Ms. Morowitz again called Mr. Lew on July 1, 1994 and was informed that the Nursing Home was of the opinion, based on the Supreme Court's decision, that there was no obligation to bargain with the Union because LPN's were supervisors under section 2(11) of the Act.
Shortly thereafter, on July 18, 1994, the Regional Director filed a complaint with the Board alleging that the Respondent had violated sections 8(a)(5) and (1) of the Act by failing and refusing to bargain with the exclusive bargaining representative. (GCX-1(c)).
A hearing on this complaint was held before Administrative Law Judge (ALJ) George Aleman on February 6 and 7, 1995. (Tr. 1-285). ALJ Aleman issued a written decision on May 12, 1995, in which he concluded that the Nursing Home engaged in unfair labor practices affecting commerce within the meaning of sections 8(a)(5) and (1) of the Act. (ALJ dec. at 8-9). In specific, the ALJ concluded that the Nursing Home's refusal to bargain and breaking off of negotiations constituted an unfair labor practice within the meaning of the Act. Accordingly, the ALJ ordered the Nursing Home to take affirmative actions necessary to effectuate the policies of the Act, and to cease and desist from refusing to bargain in good faith by refusing to meet with the Union at reasonable times. (ALJ Dec. at 9).
The Nursing Home appealed ALJ Aleman's decision, and the case was transferred to the NLRB for final determination. Briefing by the parties was completed on June 9, 1995 before the Board.
A. Scope of Review Under Section 10(j) of the NLRA
With the passage of the Taft-Hartly Amendments of 1947, Congress enacted Section 10(j) of the Act, which provides:
The Board shall have power, upon issuance of a complaint as provided in subsection (b) charging that any person has engaged in or is engaging in an unfair labor practice, to petition any United States district court within any district wherein the unfair labor practice in question is alleged to have occurred or wherein such person resides or transacts business, for appropriate temporary relief or restraining order. Upon the filing of any such petition the court shall cause notice thereof to be served upon such person, and thereupon shall have jurisdiction to grant to the Board such temporary relief or restraining order as it deems just and proper.

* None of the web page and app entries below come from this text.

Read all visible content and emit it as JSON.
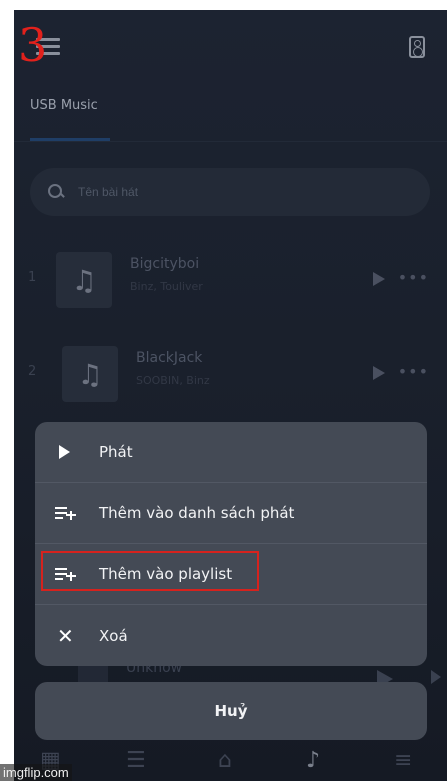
{
  "annotation": {
    "step_number": "3"
  },
  "header": {
    "menu_icon": "hamburger-menu-icon",
    "speaker_icon": "speaker-icon",
    "tab_label": "USB Music"
  },
  "search": {
    "placeholder": "Tên bài hát",
    "icon": "search-icon"
  },
  "songs": [
    {
      "index": "1",
      "title": "Bigcityboi",
      "artist": "Binz, Touliver"
    },
    {
      "index": "2",
      "title": "BlackJack",
      "artist": "SOOBIN, Binz"
    }
  ],
  "now_playing": {
    "label": "Unknow"
  },
  "action_sheet": {
    "items": [
      {
        "label": "Phát",
        "icon": "play-icon"
      },
      {
        "label": "Thêm vào danh sách phát",
        "icon": "playlist-add-icon"
      },
      {
        "label": "Thêm vào playlist",
        "icon": "playlist-add-icon",
        "highlighted": true
      },
      {
        "label": "Xoá",
        "icon": "close-icon"
      }
    ],
    "cancel_label": "Huỷ"
  },
  "bottom_nav": [
    "grid-icon",
    "list-icon",
    "home-icon",
    "music-note-icon",
    "menu-icon"
  ],
  "watermark": "imgflip.com",
  "colors": {
    "highlight": "#d6221d",
    "sheet": "#444a55",
    "background": "#1a202c"
  }
}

Section 10(j) provides that after issuance of a complaint alleging a violation of any section of the Act, the Board can petition an appropriate district court for temporary equitable relief. "Interim relief may be granted without the showing of irreparable harm and a likelihood of success on the merits . . . ." Kobell v. Suburban Lines, 731 F.2d 1076, 1078 (3d Cir. 1984). A district court must make two determinations when deciding whether interim relief should be ordered: (1) whether there is ...